Risdiplam Leads to Greater Production of Vital SMN, SMA Study Says

February 26, 2021
Allison Inserro

The results also showed that the infants achieved certain milestones in motor development, pulmonary function, and survival.

Detailed results from a 2-part, phase 2/3, open-label study of risdiplam in infants 1 to 7 months of age with type 1 spinal muscular atrophy (SMA) found that treatment led to a greater expression of increased levels of survival motor neuron (SMN) protein, which is critical for maintaining nerve and muscle function.

Risdiplam, approved by the FDA in August 2020, is designed to treat SMA by increasing and sustaining the production of the SMN protein. It is sold under the name Evrysdi by Genentech, part of study funder Hoffmann-La Roche. Results were published this week in The New England Journal of Medicine.

The trial, FIREFISH, evaluated the drug’s safety, tolerability, efficacy, pharmacokinetics, and pharmacodynamics in infants with type 1 SMA, with the first part being a dose-escalation study and to determine the dose for part 2. Data from the trial were used to support the drug’s approval last year.

Type 1 SMA is the most severe form of this rare, progressive, recessive neuromuscular disease, which is marked by an inability to sit, weakness, respiratory failure, and reduced life expectancy. SMA is caused by deletions or loss-of-function mutations in the SMN1 gene, which results in reduced levels of functional SMN protein.

A total of 21 infants were enrolled, with 4 infants in the low-dose cohort and 17 in the high-dose cohort.

The median duration of treatment was 14.8 months at the time of analysis. The median age at enrollment was 6.7 months and symptom onset between the ages of 28 days and 3 months. The authors said the patients in this study were older and had a longer duration of disease than infants in other type 1 SMA studies.

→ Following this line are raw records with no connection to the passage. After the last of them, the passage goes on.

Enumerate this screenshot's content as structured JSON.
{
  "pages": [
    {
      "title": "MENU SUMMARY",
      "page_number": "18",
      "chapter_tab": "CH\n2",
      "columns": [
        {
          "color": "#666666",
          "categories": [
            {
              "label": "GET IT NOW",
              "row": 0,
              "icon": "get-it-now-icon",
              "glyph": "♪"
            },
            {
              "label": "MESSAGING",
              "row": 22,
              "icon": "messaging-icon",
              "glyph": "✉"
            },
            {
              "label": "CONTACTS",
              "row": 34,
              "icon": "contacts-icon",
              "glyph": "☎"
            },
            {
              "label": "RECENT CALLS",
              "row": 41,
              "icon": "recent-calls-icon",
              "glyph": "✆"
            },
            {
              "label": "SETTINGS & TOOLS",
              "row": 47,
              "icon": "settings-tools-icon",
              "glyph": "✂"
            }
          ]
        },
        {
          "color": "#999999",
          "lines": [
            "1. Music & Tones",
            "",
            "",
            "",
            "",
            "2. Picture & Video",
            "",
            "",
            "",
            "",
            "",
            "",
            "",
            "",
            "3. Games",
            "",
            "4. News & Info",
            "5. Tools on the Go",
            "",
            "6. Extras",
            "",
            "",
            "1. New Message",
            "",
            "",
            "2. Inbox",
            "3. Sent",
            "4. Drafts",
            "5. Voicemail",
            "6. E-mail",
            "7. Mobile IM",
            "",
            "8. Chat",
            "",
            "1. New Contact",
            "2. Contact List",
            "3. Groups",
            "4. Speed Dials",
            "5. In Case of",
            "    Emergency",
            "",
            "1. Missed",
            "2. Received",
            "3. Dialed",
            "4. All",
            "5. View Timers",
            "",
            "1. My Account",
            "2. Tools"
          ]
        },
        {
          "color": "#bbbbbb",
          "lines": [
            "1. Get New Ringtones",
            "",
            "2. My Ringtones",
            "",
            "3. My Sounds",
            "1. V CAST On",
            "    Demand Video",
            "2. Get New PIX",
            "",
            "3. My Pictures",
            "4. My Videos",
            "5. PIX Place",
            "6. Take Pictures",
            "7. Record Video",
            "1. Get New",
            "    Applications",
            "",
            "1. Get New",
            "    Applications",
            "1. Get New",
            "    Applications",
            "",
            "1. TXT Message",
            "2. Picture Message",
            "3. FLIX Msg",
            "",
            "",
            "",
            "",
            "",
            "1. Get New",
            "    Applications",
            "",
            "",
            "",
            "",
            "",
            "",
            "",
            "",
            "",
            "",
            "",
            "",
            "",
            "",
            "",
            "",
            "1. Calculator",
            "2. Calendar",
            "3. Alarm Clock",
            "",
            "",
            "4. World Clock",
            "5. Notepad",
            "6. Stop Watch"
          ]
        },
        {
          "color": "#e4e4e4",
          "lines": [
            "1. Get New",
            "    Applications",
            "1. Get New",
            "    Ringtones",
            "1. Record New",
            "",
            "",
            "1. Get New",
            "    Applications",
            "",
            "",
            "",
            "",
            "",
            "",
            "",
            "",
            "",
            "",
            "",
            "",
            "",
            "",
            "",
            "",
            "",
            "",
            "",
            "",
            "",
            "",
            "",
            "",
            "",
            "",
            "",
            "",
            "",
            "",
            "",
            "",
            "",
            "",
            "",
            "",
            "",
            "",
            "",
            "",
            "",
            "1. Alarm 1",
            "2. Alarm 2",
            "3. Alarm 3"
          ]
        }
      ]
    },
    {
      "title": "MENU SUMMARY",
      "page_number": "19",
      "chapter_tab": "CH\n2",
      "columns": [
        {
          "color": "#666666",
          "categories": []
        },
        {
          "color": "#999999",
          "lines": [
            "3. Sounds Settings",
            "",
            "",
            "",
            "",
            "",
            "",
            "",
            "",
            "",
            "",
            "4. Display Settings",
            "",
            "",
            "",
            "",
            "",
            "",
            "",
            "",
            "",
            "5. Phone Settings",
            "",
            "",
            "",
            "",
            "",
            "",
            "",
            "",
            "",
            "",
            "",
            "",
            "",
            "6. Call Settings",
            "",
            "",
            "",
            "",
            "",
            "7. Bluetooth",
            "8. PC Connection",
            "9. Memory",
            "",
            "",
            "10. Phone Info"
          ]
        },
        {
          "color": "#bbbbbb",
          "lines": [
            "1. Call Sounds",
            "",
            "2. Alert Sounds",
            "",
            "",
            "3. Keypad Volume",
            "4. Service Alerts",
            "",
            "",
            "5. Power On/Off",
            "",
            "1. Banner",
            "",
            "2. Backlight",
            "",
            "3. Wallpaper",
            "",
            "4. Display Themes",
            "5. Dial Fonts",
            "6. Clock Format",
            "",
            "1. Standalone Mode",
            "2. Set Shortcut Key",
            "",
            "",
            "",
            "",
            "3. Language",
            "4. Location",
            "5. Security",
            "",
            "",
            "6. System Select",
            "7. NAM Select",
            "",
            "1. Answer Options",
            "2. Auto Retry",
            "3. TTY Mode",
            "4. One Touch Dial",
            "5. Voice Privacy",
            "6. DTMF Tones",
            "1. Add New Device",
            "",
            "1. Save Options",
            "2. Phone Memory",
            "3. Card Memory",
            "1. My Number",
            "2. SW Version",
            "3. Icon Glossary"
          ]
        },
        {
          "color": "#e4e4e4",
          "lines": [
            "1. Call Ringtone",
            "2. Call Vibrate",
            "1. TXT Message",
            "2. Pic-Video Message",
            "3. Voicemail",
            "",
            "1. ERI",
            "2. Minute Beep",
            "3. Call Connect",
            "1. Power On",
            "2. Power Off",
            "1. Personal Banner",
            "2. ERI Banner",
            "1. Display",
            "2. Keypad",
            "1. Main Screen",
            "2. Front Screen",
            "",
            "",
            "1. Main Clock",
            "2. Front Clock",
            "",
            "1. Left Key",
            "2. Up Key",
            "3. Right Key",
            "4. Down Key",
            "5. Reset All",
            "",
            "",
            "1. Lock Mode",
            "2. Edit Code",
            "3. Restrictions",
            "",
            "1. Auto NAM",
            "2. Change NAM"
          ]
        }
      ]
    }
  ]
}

In the low-dose grouping:

  • The final dose was 0.08 mg/kg/day at month 12
  • Baseline median SMN protein concentrations in the blood were 1.31 ng/mL, increasing to 3.05 ng/mL, or 3.0 times the baseline value

In the high-dose group:

  • The final dose was 0.2 mg/kg/day at month 12
  • Baseline median SMN protein concentrations in blood were 2.54 ng/mL, increasing to 5.66 ng/mL, or 1.9 times the baseline value

The higher dose was selected for part 2 of the study, which is continuing.

In addition, the published results included exploratory efficacy data analyzed post hoc. Although the authors cautioned that the results can only be compared with what is known about the disease, and can only be qualitatively compared with populations from earlier studies, the results showed that the infants achieved certain milestones in motor development, pulmonary function, and survival.

In the high-dose group, 7 infants (41%) were able to sit without support for at least 5 seconds, while 9 infants (53%) achieved upright head control and 11 (6%) were able to stand.

The authors said the ability to sit without support is not expected in type 1 SMA.

Infants in both the low- and high-dose groups also had improved pulmonary function, with 86% (18/21) able to feed orally, either exclusively or in combination with a feeding tube. In addition, 90% (19/21) of infants were alive without permanent ventilation

Serious adverse events included pneumonia, respiratory tract infection, and acute respiratory failure; at the time of publication, 4 infants had died of respiratory complications.

Reference

Baranello G, Darras BT, Deconinck N, et al. Risdiplam in type 1 spinal muscular atrophy. N Engl J Med. Published online February 24, 2021. doi:10.1056/NEJMoa2009965